  • 2. IDEAS AND CONTENT In a persuasive essay, you are asked to argue a position in an attempt to change the reader’s beliefs. You also must state the opposing argument and explain why the reader should not agree with it. This is known as a rebuttal.
  • 3. It has an introduction, a body where the argument is developed, and a conclusion. PERSUASIVE WRITING
  • 4. THESIS A thesis in a persuasive essay takes a stand on a particular topic and works to convince the reader that your view on the topic is correct. Example: 1.) Those who are old enough to fight in a war should also be allowed to legally enjoy a beer.
  • 5. WRITING YOUR INTRODUCTION The introduction has a “hook” to catch the reader’s attention. Some “hooks” include opening with: an unusual detail a strong statement a quotation an exaggeration or outrageous statement a question a shocking statistic
  • 6. THE BODY The writer then provides evidence to support the opinion offered in the thesis statement in the introduction. The body should consist of at least three paragraphs. Each paragraph is based on solid reasoning to back your thesis statement.
  • 7. THE BODY Since almost all issues have sound arguments on both sides of the question, a good persuasive writer tries to anticipate opposing viewpoints and provide counter-arguments along with the main points in the essay.
  • 8. WHERE DO I PUT THE OPPOSING ARGUMENT IN MY ESSAY? There are a couple of different ways to present and refute the opposing argument. 1. The best essays weave the opposing argument into the writer’s position. 2. Another way is devote a paragraph to state the opposing argument and then refute it.
  • 9. THE CONCLUSION Persuasive essays end by summarizing the most important details of the argument and stating once again what the reader is to believe or do.
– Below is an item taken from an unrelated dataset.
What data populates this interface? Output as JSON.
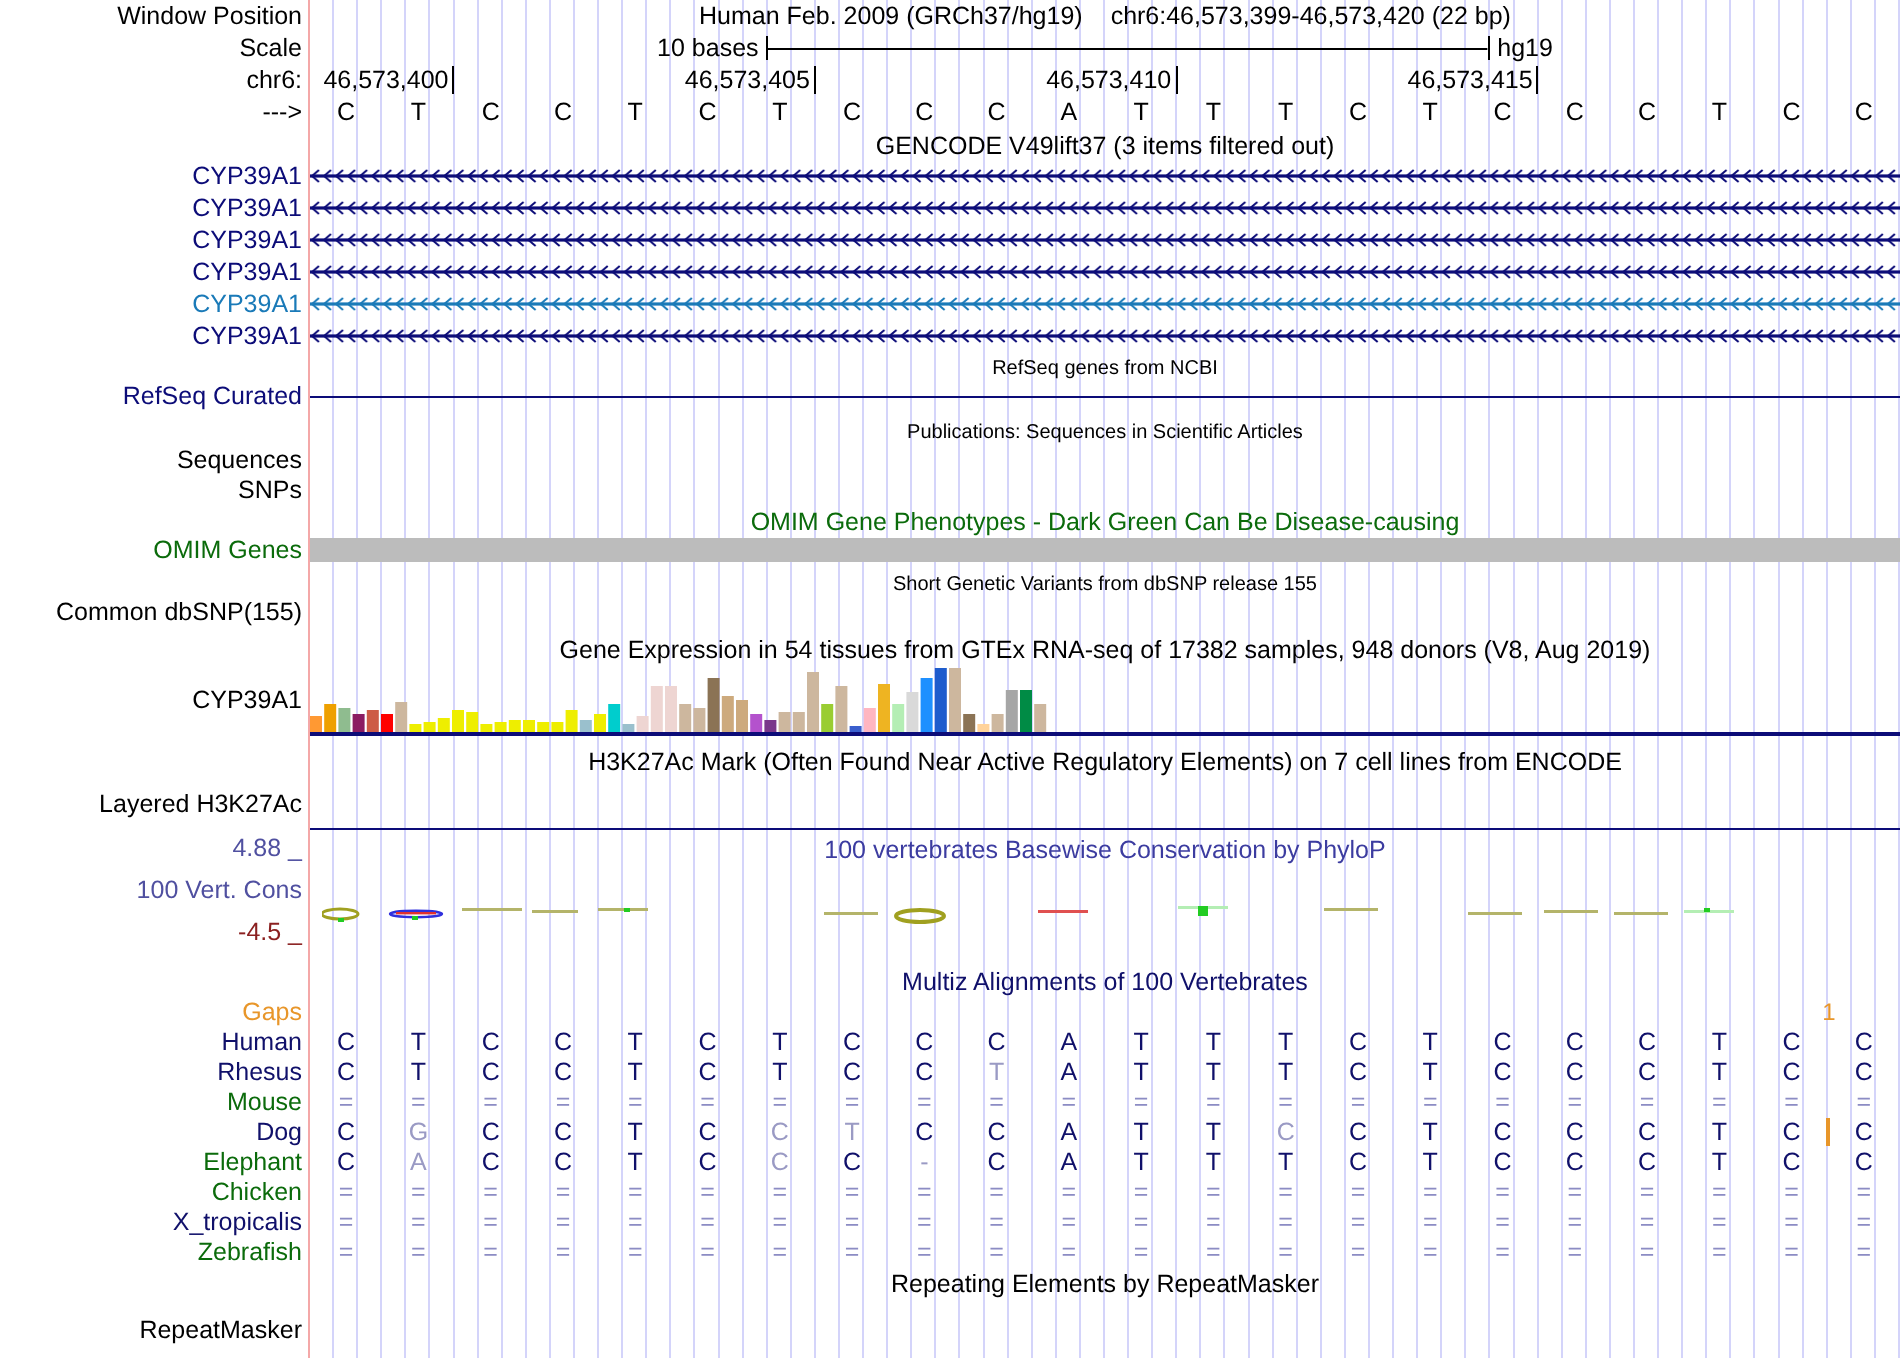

  • 10. GENERAL GUIDELINES WHEN WRITING A PERSUASIVE ESSAY: 1. Have a firm opinion that you want your reader to accept. 2. Begin with a hook to get the reader’s attention. 3. Offer valid evidence to support your opinion, show the opposing argument, and refute it. 4. Conclude with a restatement of what you want the reader to do or believe.